- **What the exercise asks**
Print the entries below word for word; the pictures stay out of your copy.

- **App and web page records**
>>>>

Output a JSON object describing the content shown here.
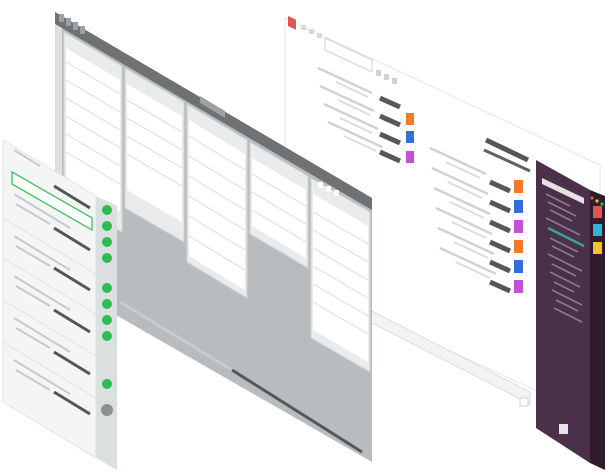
{
  "illustration": {
    "colors": {
      "board_frame": "#6f7173",
      "board_canvas": "#b8bcbe",
      "column_bg": "#e9ebec",
      "card_bg": "#ffffff",
      "sidebar_bg": "#f4f5f5",
      "status_dot": "#2dbd4e",
      "status_dot_inactive": "#8e9092",
      "chat_bg": "#4a3048",
      "chat_highlight": "#3aa39a",
      "accent_red": "#e05456",
      "accent_orange": "#f07b2a",
      "accent_blue": "#2f6fe0",
      "accent_purple": "#c64fd8",
      "accent_yellow": "#f2c230",
      "accent_teal": "#33b3d8"
    },
    "board": {
      "column_count": 5
    },
    "sidebar": {
      "status_dots": [
        "green",
        "green",
        "green",
        "green",
        "green",
        "green",
        "green",
        "green",
        "green",
        "gray"
      ]
    },
    "list_panel": {
      "tag_colors_top": [
        "orange",
        "blue",
        "purple"
      ],
      "tag_colors_bottom": [
        "orange",
        "blue",
        "purple",
        "orange",
        "blue",
        "purple"
      ]
    },
    "chat_panel": {
      "swatches": [
        "red",
        "teal",
        "yellow"
      ]
    }
  }
}
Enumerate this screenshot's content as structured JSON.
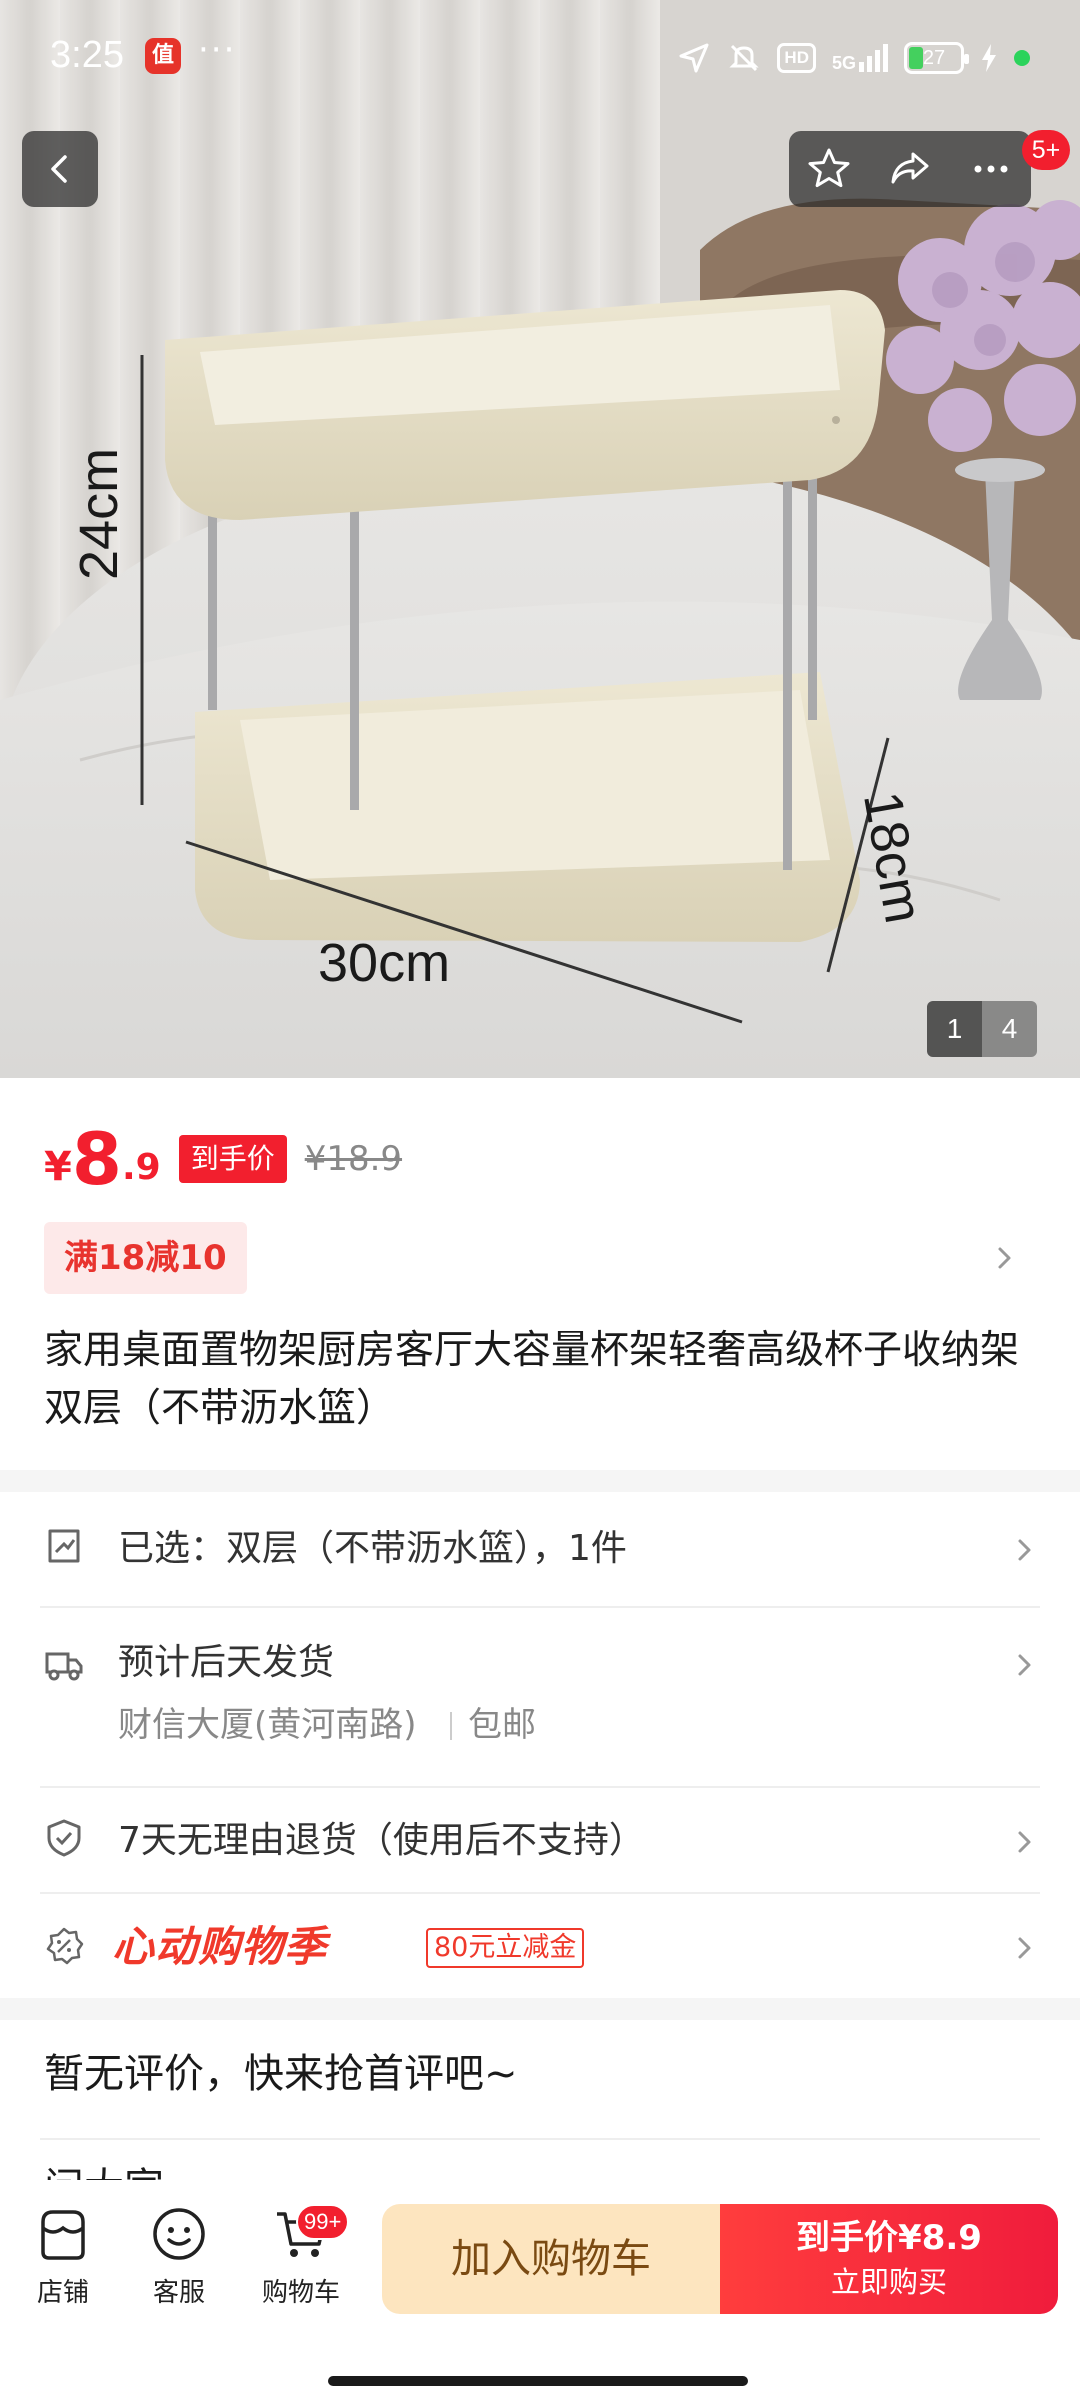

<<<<

- **Solution**
Output a JSON object describing the content shown here.
{
  "illustration": {
    "colors": {
      "board_frame": "#6f7173",
      "board_canvas": "#b8bcbe",
      "column_bg": "#e9ebec",
      "card_bg": "#ffffff",
      "sidebar_bg": "#f4f5f5",
      "status_dot": "#2dbd4e",
      "status_dot_inactive": "#8e9092",
      "chat_bg": "#4a3048",
      "chat_highlight": "#3aa39a",
      "accent_red": "#e05456",
      "accent_orange": "#f07b2a",
      "accent_blue": "#2f6fe0",
      "accent_purple": "#c64fd8",
      "accent_yellow": "#f2c230",
      "accent_teal": "#33b3d8"
    },
    "board": {
      "column_count": 5
    },
    "sidebar": {
      "status_dots": [
        "green",
        "green",
        "green",
        "green",
        "green",
        "green",
        "green",
        "green",
        "green",
        "gray"
      ]
    },
    "list_panel": {
      "tag_colors_top": [
        "orange",
        "blue",
        "purple"
      ],
      "tag_colors_bottom": [
        "orange",
        "blue",
        "purple",
        "orange",
        "blue",
        "purple"
      ]
    },
    "chat_panel": {
      "swatches": [
        "red",
        "teal",
        "yellow"
      ]
    }
  }
}
Enumerate this screenshot's content as structured JSON.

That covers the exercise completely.